    Spot on hawk. They are even going to give more away to Europe now so Ontario can sell a few more cars. Joey told them to burn their boats, difference is this government is trying to starve them out of the fishery. Why does the government not tell big oil that they must do secondary processing of the oil here? Why do the government charge the little man for filleting his fish "at sea" while the factory freezers are allowed to process it and ship it directly out without setting foot on land. Time to turn the whole works bottom up boys. Biggest problem is getting enough people with enough guts to turn it all bottom up. Maybe it's time we turn it right side up. The government has already got it bottom up.

  • david
    March 29, 2014 - 18:37

    Self-employed and unskilled in a pure commodity business. Everyone else on Earth can understand that getting "pushed around" is exactly what this set of life circumstances yields. Everywhere. Everyone except Newfoundlanders, who can't seem to figure it out. After 400 years, here we still are. Looking to government to save us form our complete, uninterrupted ignorance.

    • 3PS fisher
      April 01, 2014 - 12:57

      Comments like yours is one of our biggest problems, ignorance! We are not looking for anything from government but for them to stop being the barrier to us making the living we know is there to make. Yes, getting pushed around is part of being in this industry but what we are saying is that we are standing up to the bullying that has been happening in this system. We are not looking for handouts! The biggest problem in this industry is the lack of communication, the miscommunication, the lack of accountability and the lack of transparency and trust between all players in this industry. Our days of senseless demonstration have passed. We are moving our fight with research, numbers and facts that will not be able to be disputed! Stay tuned!

    • 3PS fisher
      April 01, 2014 - 13:05

      Comments like yours is one of our biggest problems, ignorance! We are not looking for anything from government but for them to stop being the barrier to us making the living we know is there to make. Yes, getting pushed around is part of being in this industry but what we are saying is that we are standing up to the bullying that has been happening in this system. We are not looking for handouts! The biggest problem in this industry is the lack of communication, the miscommunication, the lack of accountability and the lack of transparency and trust between all players in this industry. Our days of senseless demonstration have passed. We are moving our fight with research, numbers and facts that will not be able to be disputed! Stay tuned!
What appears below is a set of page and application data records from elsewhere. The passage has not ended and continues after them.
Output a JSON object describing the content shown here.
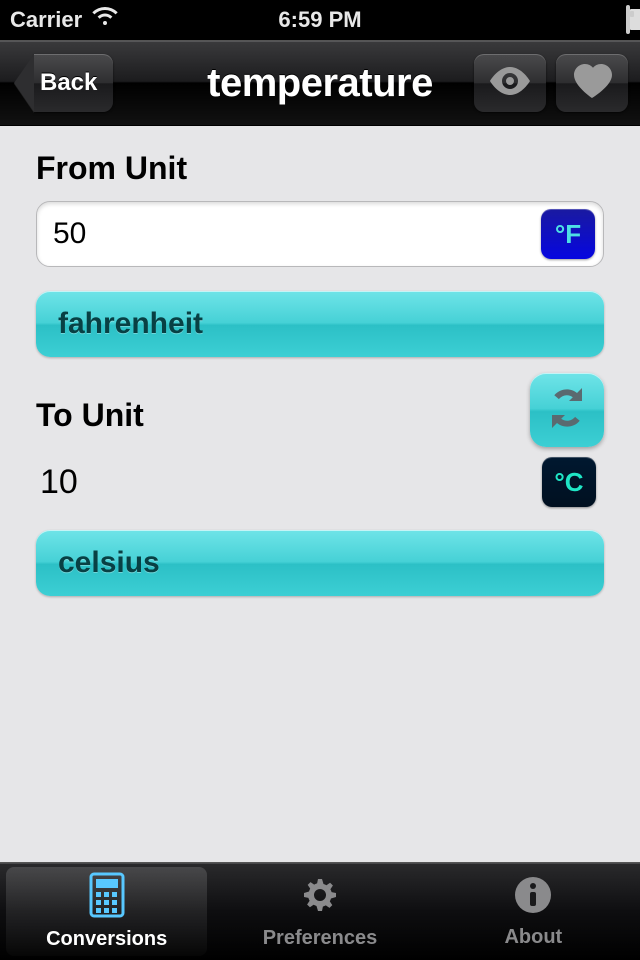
{
  "statusbar": {
    "carrier": "Carrier",
    "time": "6:59 PM"
  },
  "navbar": {
    "back_label": "Back",
    "title": "temperature"
  },
  "from": {
    "section_label": "From Unit",
    "value": "50",
    "unit_symbol": "°F",
    "unit_name": "fahrenheit"
  },
  "to": {
    "section_label": "To Unit",
    "value": "10",
    "unit_symbol": "°C",
    "unit_name": "celsius"
  },
  "tabs": {
    "conversions": "Conversions",
    "preferences": "Preferences",
    "about": "About"
  }
}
  • Hawk
    March 29, 2014 - 07:27

    You hear all the time about conservation, what a joke when you have to throw dead fish away to rot. Resettlement is alive and will in NL. take away Fish Harvesters resources and they will have to come to St John's or some other large center to work and live . The Cartel and Governments ends up with the fish resource. It will never get any better because we are not hungry enough to fight for lot in life.